Thompson’s search continues

Klay Thompson is one of the best 3-point shooters in NBA history, coming off a season in which he posted career-high accuracy. He’s one of three players to have made more than 250 triples in multiple seasons.

He made one Monday night. He missed five.

In four games this season, Thompson is 3-of-22 beyond the arc.

Most of his misses have been short. Some have been rushed. But an inordinate amount of his shots from deep have been on relatively clean looks.

Thompson is the only person not named Stephen Curry to make at least 200 3-pointers in six consecutive seasons. He’s a certified specialist. He’s going to keep shooting them, as he should, because they’re going to start dropping. Probably soon.

Backing away from the glass

Rebounding has not been a source of strength in recent seasons, but the Warriors through the first three games did a decent job. They opened the game as if they were determined to make a point on the glass.

They did. Outrebounding the Suns 17-6 in the first quarter, the Warriors piled up 15 fast-break points in the first 12 minutes.

And then, they simply started backing away. The Warriors were outrebounded 8-6 in the second quarter, 14-5 in the third and 17-12 in the fourth. They went from plus-11 in the first quarter to minus-5 for the game.

The most aggressive rebounder was Alfonzo McKinnie, who attacks everything visible to the naked eye. He grabbed a team-high seven in 18 minutes.

No one else had more than five. Part of the reason for the diminishing hunger is, of course, that the Warriors never seemed to be threatened. Cruising is not, however, a habit they want to develop.

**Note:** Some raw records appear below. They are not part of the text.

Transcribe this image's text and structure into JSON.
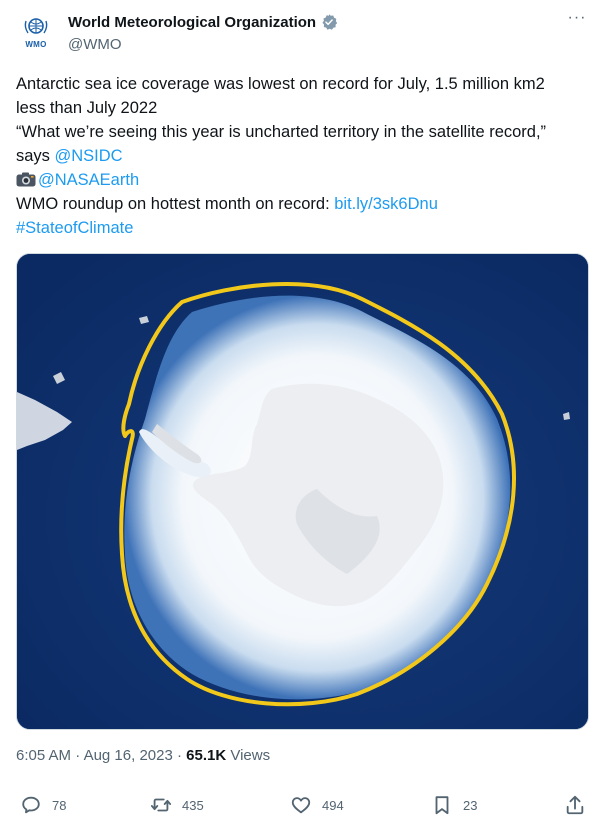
{
  "author": {
    "display_name": "World Meteorological Organization",
    "handle": "@WMO",
    "avatar_label": "WMO",
    "verified": true
  },
  "tweet": {
    "line1": "Antarctic sea ice coverage was lowest on record for July, 1.5 million km2",
    "line2": "less than July 2022",
    "line3": "“What we’re seeing this year is uncharted territory in the satellite record,”",
    "line4_prefix": "says ",
    "mention_nsidc": "@NSIDC",
    "mention_nasaearth": "@NASAEarth",
    "line6_prefix": "WMO roundup on hottest month on record: ",
    "link": "bit.ly/3sk6Dnu",
    "hashtag": "#StateofClimate"
  },
  "meta": {
    "time": "6:05 AM",
    "separator": "·",
    "date": "Aug 16, 2023",
    "views_count": "65.1K",
    "views_label": "Views"
  },
  "actions": {
    "replies": "78",
    "reposts": "435",
    "likes": "494",
    "bookmarks": "23"
  },
  "colors": {
    "link": "#1d9bf0",
    "ocean": "#0d2e6b",
    "outline": "#f2c81a",
    "secondary_text": "#536471"
  },
  "icons": {
    "more": "more-icon",
    "reply": "reply-icon",
    "repost": "repost-icon",
    "like": "heart-icon",
    "bookmark": "bookmark-icon",
    "share": "share-icon",
    "camera": "camera-icon",
    "verified": "verified-badge-icon"
  }
}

How did they get away with it? By forcing 21 Phoenix turnovers (off which they scored 29 points), outshooting the Suns 51.1 percent to 45.3 percent and outscoring them 42-27 from beyond the arc.